Regular physical activity is known to alleviate stress by building resilience against its emotional impacts and guarding against stress-related illnesses. Participating in regular exercise releases mood-boosting neurotransmitters, serotonin, and dopamine, in the brain. Exercise has positive effects in helping manage anxiety and depression in otherwise healthy individuals and those with chronic illnesses like obesity and diabetes.

Meanwhile, mindful meditation is being investigated as a readily available and cost-effective treatment for anxiety, highlighting its potential as a valuable tool in stress management. One study observed the impact of a daily, 6-week online Isha Kriya meditation program on depression and anxiety symptoms in 259 patients. The study results showed significant improvements in depression and anxiety symptoms after 2 weeks.

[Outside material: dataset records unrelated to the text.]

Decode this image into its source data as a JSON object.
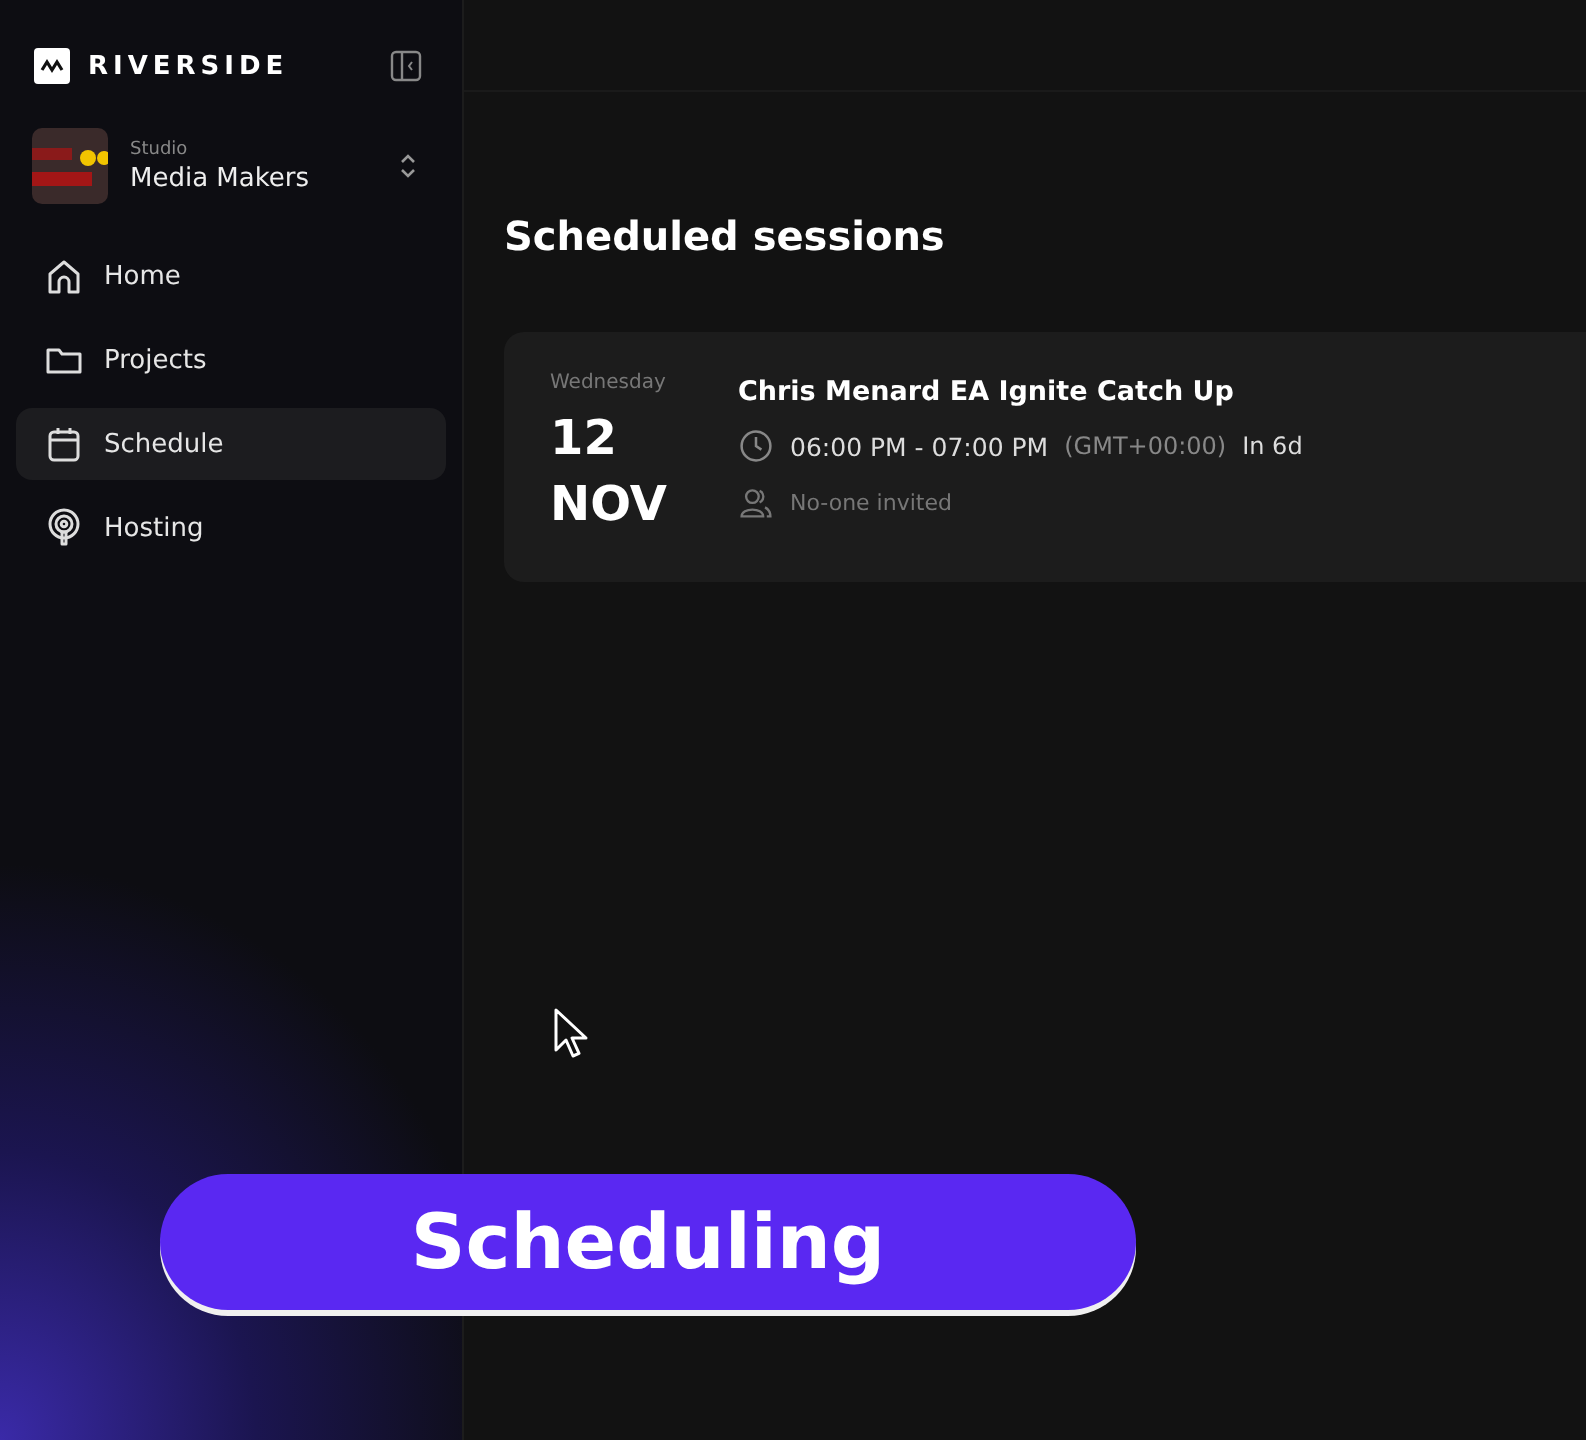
{
  "brand": {
    "name": "RIVERSIDE"
  },
  "studio": {
    "label": "Studio",
    "name": "Media Makers"
  },
  "nav": [
    {
      "label": "Home",
      "selected": false
    },
    {
      "label": "Projects",
      "selected": false
    },
    {
      "label": "Schedule",
      "selected": true
    },
    {
      "label": "Hosting",
      "selected": false
    }
  ],
  "page": {
    "title": "Scheduled sessions"
  },
  "sessions": [
    {
      "weekday": "Wednesday",
      "day": "12",
      "month": "NOV",
      "title": "Chris Menard EA Ignite Catch Up",
      "time": "06:00 PM - 07:00 PM",
      "timezone": "(GMT+00:00)",
      "relative": "In 6d",
      "invitees": "No-one invited"
    }
  ],
  "caption": {
    "text": "Scheduling"
  }
}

Side effects of anxiety medications

Side effects of anxiety medications range from dizziness and fatigue to confusion and trouble sleeping. If you are currently taking anxiety medications and experience undesirable side effects that inhibit your ability to complete normal tasks, consult your healthcare provider. Do not stop taking the drug abruptly. Your doctor will guide you on stopping, replacing, or adjusting your medication dose to safely manage your health.

Persistent worry and fear that disrupt your normal functioning may indicate the need for medical intervention. In such cases, consulting a healthcare provider is also advisable to explore prescription, non-prescription, and alternative methods for managing anxiety. While prescription medications can be effective for short-term relief, they come with potential side effects and risks of dependency.


Key takeaways:
7 resources

Leave a reply

Your email will not be published. All fields are required.


prefix 1 year ago
thanks for info